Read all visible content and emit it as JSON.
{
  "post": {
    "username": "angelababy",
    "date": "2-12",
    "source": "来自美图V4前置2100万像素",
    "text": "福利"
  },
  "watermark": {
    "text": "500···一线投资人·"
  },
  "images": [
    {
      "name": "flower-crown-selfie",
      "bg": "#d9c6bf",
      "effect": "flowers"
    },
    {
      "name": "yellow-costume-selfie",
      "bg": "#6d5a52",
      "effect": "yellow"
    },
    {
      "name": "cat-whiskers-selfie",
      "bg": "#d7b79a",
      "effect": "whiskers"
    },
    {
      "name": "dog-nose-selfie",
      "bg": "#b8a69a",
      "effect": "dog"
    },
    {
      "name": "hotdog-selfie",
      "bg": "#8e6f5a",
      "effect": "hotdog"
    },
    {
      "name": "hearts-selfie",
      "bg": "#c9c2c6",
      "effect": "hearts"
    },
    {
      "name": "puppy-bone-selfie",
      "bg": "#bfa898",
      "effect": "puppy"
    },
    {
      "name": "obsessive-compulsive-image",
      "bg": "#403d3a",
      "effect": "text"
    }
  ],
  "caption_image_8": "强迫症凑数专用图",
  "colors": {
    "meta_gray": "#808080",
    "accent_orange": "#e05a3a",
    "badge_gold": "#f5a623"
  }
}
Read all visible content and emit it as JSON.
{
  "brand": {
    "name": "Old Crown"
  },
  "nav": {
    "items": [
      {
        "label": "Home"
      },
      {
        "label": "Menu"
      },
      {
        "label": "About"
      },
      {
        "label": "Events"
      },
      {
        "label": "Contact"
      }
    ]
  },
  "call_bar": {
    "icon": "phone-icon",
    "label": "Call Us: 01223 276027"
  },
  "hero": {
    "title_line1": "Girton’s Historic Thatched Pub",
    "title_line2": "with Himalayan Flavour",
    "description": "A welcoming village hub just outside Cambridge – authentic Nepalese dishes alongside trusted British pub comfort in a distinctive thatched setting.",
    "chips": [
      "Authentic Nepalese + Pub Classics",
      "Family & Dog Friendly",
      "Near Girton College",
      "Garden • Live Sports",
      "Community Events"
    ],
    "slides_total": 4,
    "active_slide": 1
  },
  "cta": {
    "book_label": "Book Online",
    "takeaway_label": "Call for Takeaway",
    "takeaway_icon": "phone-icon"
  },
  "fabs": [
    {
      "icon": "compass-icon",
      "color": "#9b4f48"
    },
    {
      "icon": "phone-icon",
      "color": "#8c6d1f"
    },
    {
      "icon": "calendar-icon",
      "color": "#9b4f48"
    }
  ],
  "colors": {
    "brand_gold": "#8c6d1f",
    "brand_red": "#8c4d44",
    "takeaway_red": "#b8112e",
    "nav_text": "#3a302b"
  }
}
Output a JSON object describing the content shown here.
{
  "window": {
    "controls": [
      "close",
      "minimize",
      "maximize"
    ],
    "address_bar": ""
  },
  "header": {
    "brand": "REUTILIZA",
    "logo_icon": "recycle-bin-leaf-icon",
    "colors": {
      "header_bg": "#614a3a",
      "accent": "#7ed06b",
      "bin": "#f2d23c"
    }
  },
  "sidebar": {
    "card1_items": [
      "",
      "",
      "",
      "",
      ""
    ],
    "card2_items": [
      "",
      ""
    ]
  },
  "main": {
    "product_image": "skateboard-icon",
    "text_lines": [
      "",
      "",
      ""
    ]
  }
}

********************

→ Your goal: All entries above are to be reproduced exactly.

→ Solution for this problem:
Read all visible content and emit it as JSON.
{
  "post": {
    "username": "angelababy",
    "date": "2-12",
    "source": "来自美图V4前置2100万像素",
    "text": "福利"
  },
  "watermark": {
    "text": "500···一线投资人·"
  },
  "images": [
    {
      "name": "flower-crown-selfie",
      "bg": "#d9c6bf",
      "effect": "flowers"
    },
    {
      "name": "yellow-costume-selfie",
      "bg": "#6d5a52",
      "effect": "yellow"
    },
    {
      "name": "cat-whiskers-selfie",
      "bg": "#d7b79a",
      "effect": "whiskers"
    },
    {
      "name": "dog-nose-selfie",
      "bg": "#b8a69a",
      "effect": "dog"
    },
    {
      "name": "hotdog-selfie",
      "bg": "#8e6f5a",
      "effect": "hotdog"
    },
    {
      "name": "hearts-selfie",
      "bg": "#c9c2c6",
      "effect": "hearts"
    },
    {
      "name": "puppy-bone-selfie",
      "bg": "#bfa898",
      "effect": "puppy"
    },
    {
      "name": "obsessive-compulsive-image",
      "bg": "#403d3a",
      "effect": "text"
    }
  ],
  "caption_image_8": "强迫症凑数专用图",
  "colors": {
    "meta_gray": "#808080",
    "accent_orange": "#e05a3a",
    "badge_gold": "#f5a623"
  }
}
Read all visible content and emit it as JSON.
{
  "brand": {
    "name": "Old Crown"
  },
  "nav": {
    "items": [
      {
        "label": "Home"
      },
      {
        "label": "Menu"
      },
      {
        "label": "About"
      },
      {
        "label": "Events"
      },
      {
        "label": "Contact"
      }
    ]
  },
  "call_bar": {
    "icon": "phone-icon",
    "label": "Call Us: 01223 276027"
  },
  "hero": {
    "title_line1": "Girton’s Historic Thatched Pub",
    "title_line2": "with Himalayan Flavour",
    "description": "A welcoming village hub just outside Cambridge – authentic Nepalese dishes alongside trusted British pub comfort in a distinctive thatched setting.",
    "chips": [
      "Authentic Nepalese + Pub Classics",
      "Family & Dog Friendly",
      "Near Girton College",
      "Garden • Live Sports",
      "Community Events"
    ],
    "slides_total": 4,
    "active_slide": 1
  },
  "cta": {
    "book_label": "Book Online",
    "takeaway_label": "Call for Takeaway",
    "takeaway_icon": "phone-icon"
  },
  "fabs": [
    {
      "icon": "compass-icon",
      "color": "#9b4f48"
    },
    {
      "icon": "phone-icon",
      "color": "#8c6d1f"
    },
    {
      "icon": "calendar-icon",
      "color": "#9b4f48"
    }
  ],
  "colors": {
    "brand_gold": "#8c6d1f",
    "brand_red": "#8c4d44",
    "takeaway_red": "#b8112e",
    "nav_text": "#3a302b"
  }
}
Output a JSON object describing the content shown here.
{
  "window": {
    "controls": [
      "close",
      "minimize",
      "maximize"
    ],
    "address_bar": ""
  },
  "header": {
    "brand": "REUTILIZA",
    "logo_icon": "recycle-bin-leaf-icon",
    "colors": {
      "header_bg": "#614a3a",
      "accent": "#7ed06b",
      "bin": "#f2d23c"
    }
  },
  "sidebar": {
    "card1_items": [
      "",
      "",
      "",
      "",
      ""
    ],
    "card2_items": [
      "",
      ""
    ]
  },
  "main": {
    "product_image": "skateboard-icon",
    "text_lines": [
      "",
      "",
      ""
    ]
  }
}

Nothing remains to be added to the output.